The County operates as an independent political entity and is administered by a County Manager who is supervised by a 7-man Board of Commissioners. The City administration consists of a Mayor, 5-man Board of Commissioners, a City Manager a    appropriate departments. Both the County and City administrations have proven to be effective.

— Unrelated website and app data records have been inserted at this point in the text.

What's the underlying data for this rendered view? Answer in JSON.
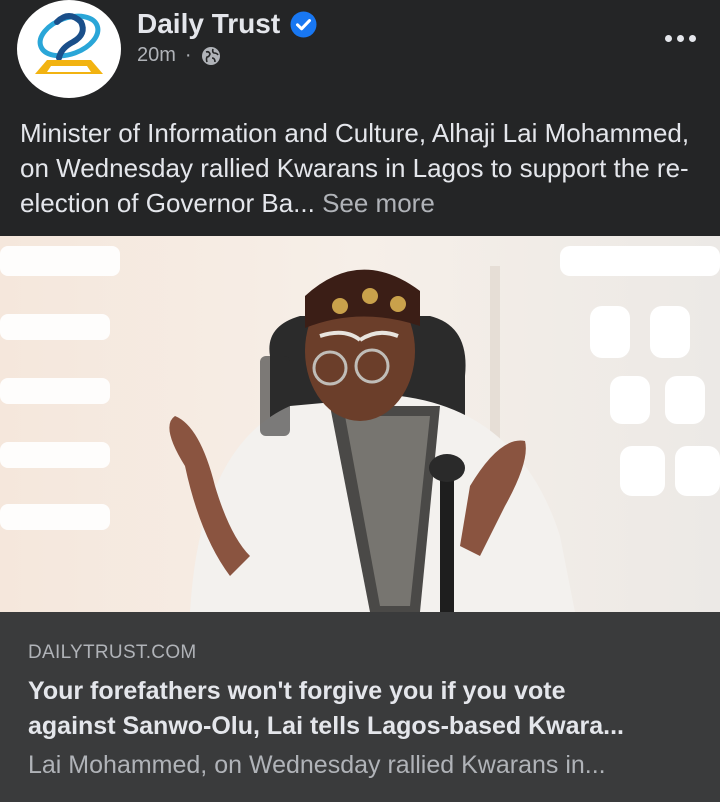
{
  "post": {
    "page_name": "Daily Trust",
    "timestamp": "20m",
    "separator": "·",
    "audience_icon": "globe-icon",
    "verified_icon": "verified-badge-icon",
    "more_icon": "more-options-icon",
    "text": "Minister of Information and Culture, Alhaji Lai Mohammed, on Wednesday rallied Kwarans in Lagos to support the re-election of Governor Ba...",
    "see_more": "See more"
  },
  "link_preview": {
    "domain": "DAILYTRUST.COM",
    "title_line1": "Your forefathers won't forgive you if you vote",
    "title_line2": "against Sanwo-Olu, Lai tells Lagos-based Kwara...",
    "description": "Lai Mohammed, on Wednesday rallied Kwarans in..."
  },
  "colors": {
    "background": "#242526",
    "card": "#3a3b3c",
    "primary_text": "#e4e6eb",
    "secondary_text": "#b0b3b8",
    "verified_blue": "#1877f2"
  }
}
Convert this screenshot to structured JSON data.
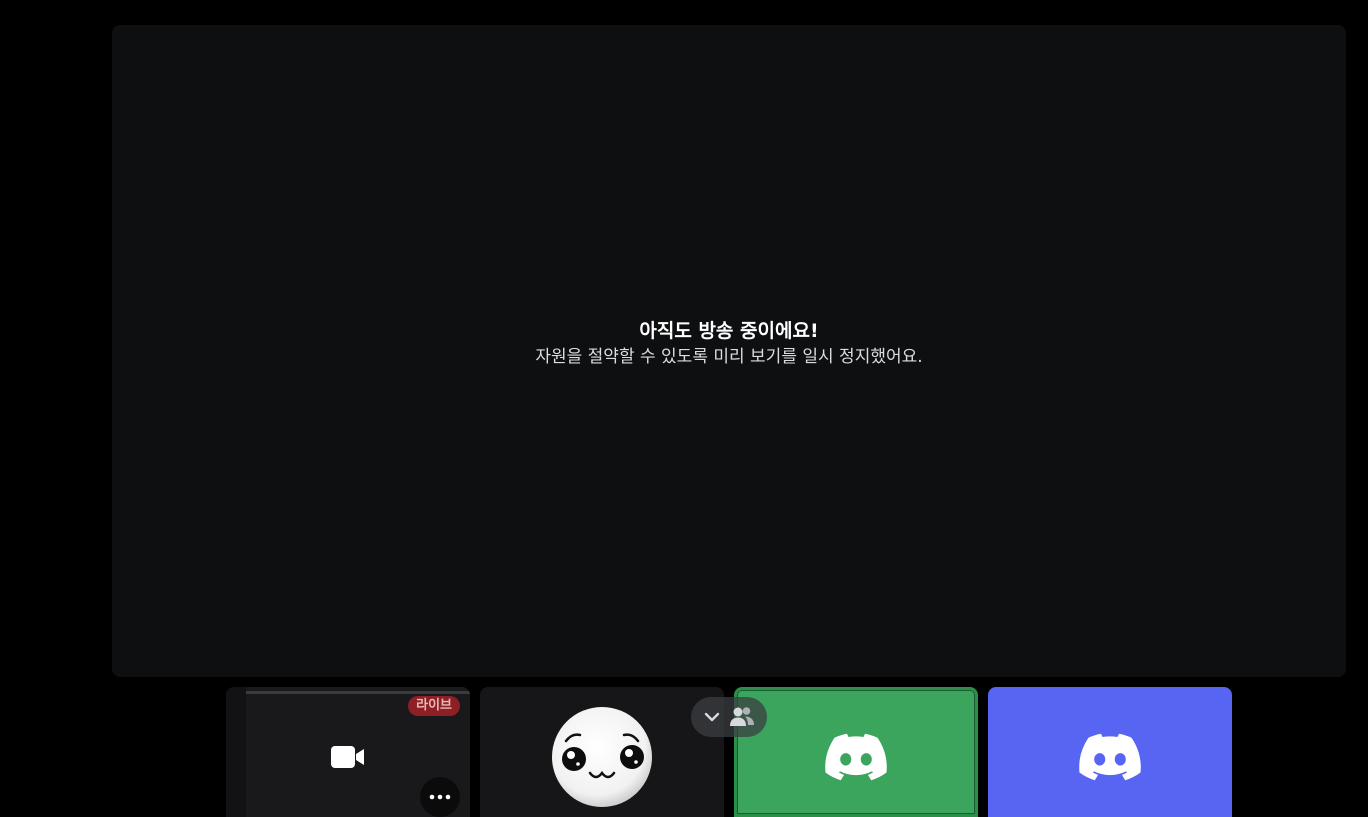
{
  "stream": {
    "paused_title": "아직도 방송 중이에요!",
    "paused_message": "자원을 절약할 수 있도록 미리 보기를 일시 정지했어요."
  },
  "tiles": [
    {
      "kind": "stream",
      "badge": "라이브",
      "icon": "video-camera-icon",
      "menu_icon": "more-icon"
    },
    {
      "kind": "avatar",
      "icon": "smiley-face-avatar"
    },
    {
      "kind": "user",
      "icon": "discord-logo-icon",
      "color": "#3ba55d",
      "speaking": true
    },
    {
      "kind": "user",
      "icon": "discord-logo-icon",
      "color": "#5865f2",
      "speaking": false
    }
  ],
  "controls": {
    "collapse_icon": "chevron-down-icon",
    "participants_icon": "people-icon"
  },
  "colors": {
    "background": "#000000",
    "stage": "#0e0f11",
    "live_badge": "#8e1f24",
    "green_tile": "#3ba55d",
    "blurple_tile": "#5865f2"
  }
}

The general Las Vegas area has grown at an extremely rapid rate and should continue to do so in  the foreseeable future. However, public services have been maintained at a level to adequately serve the population. Area forecasts indicate that Las Vegas’ population could reach 600,00 without experiencing any major problems of furnishing utility service. General land supply is adequate to allow Las Vegas to grow at a healthy rate for some time to come. Present plans show that the growth of tourism at its existing rate indicated to continue into the foreseeable future. Naturally, this growth would support the growth of professional and service industries at a similar rate.

In short, the Greater Las Vegas economy appears to be in a healthy state with an assured but controlled growth.

Back to Las Vegas 1975

main | history | outside | inside | Vegas 1975 | estimates | theme | Martin Stern | poem | about

Follow UNLVgaming on Follow unlvgaming on Twitter Twitter and UNLVGamingResearch on Facebook

© 2016 University of Nevada, Las Vegas. Do not copy or reuse without permission.

Last modified Wednesday, 02-Dec-2009 11:32:10 PST